_Problem statement_
Check every line of the entries below for "date", and copy the lines that have it.

[Stored records]
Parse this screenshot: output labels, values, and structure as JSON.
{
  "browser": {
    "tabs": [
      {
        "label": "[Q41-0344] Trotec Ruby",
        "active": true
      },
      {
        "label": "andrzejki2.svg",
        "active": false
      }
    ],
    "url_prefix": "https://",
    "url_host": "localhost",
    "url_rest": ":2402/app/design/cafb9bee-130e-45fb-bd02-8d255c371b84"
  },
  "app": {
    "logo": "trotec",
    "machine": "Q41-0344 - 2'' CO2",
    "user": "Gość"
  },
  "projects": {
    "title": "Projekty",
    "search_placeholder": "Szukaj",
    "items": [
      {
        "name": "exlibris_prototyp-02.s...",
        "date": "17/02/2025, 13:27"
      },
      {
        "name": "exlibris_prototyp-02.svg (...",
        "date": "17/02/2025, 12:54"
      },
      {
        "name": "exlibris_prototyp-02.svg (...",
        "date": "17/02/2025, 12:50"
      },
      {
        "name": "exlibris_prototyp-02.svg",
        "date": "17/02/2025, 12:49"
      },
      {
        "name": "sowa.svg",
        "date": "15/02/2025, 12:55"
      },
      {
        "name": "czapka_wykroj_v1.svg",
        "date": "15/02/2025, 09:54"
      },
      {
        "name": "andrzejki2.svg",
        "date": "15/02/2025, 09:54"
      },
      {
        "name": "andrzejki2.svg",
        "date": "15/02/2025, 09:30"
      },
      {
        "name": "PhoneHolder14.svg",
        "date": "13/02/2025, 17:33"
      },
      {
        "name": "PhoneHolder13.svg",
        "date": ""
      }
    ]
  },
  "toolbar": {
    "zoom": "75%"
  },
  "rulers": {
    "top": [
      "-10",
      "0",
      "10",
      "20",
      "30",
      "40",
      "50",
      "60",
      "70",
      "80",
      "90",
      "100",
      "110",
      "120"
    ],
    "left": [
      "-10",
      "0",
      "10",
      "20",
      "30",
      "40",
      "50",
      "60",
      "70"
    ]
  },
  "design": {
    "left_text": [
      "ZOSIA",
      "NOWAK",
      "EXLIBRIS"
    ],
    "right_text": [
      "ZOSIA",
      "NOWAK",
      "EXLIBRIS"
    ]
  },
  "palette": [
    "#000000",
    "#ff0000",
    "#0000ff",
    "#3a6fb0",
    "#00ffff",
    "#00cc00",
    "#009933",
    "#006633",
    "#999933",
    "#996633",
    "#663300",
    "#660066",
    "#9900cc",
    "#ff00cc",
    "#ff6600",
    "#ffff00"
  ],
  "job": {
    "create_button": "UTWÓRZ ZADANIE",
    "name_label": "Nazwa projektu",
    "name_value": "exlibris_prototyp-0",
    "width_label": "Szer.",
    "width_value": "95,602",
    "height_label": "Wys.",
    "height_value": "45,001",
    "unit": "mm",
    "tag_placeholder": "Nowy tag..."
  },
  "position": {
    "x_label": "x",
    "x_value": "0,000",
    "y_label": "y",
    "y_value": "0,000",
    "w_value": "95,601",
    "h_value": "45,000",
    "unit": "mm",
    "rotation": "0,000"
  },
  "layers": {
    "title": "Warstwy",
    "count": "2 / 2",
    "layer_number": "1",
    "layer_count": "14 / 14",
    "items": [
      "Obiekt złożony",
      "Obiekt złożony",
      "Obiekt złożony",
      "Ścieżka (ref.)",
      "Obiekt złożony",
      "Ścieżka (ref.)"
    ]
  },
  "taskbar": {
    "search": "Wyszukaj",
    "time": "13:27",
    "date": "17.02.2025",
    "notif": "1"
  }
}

_Output_
        "date": "17/02/2025, 13:27"
        "date": "17/02/2025, 12:54"
        "date": "17/02/2025, 12:50"
        "date": "17/02/2025, 12:49"
        "date": "15/02/2025, 12:55"
        "date": "15/02/2025, 09:54"
        "date": "15/02/2025, 09:54"
        "date": "15/02/2025, 09:30"
        "date": "13/02/2025, 17:33"
        "date": ""
    "date": "17.02.2025",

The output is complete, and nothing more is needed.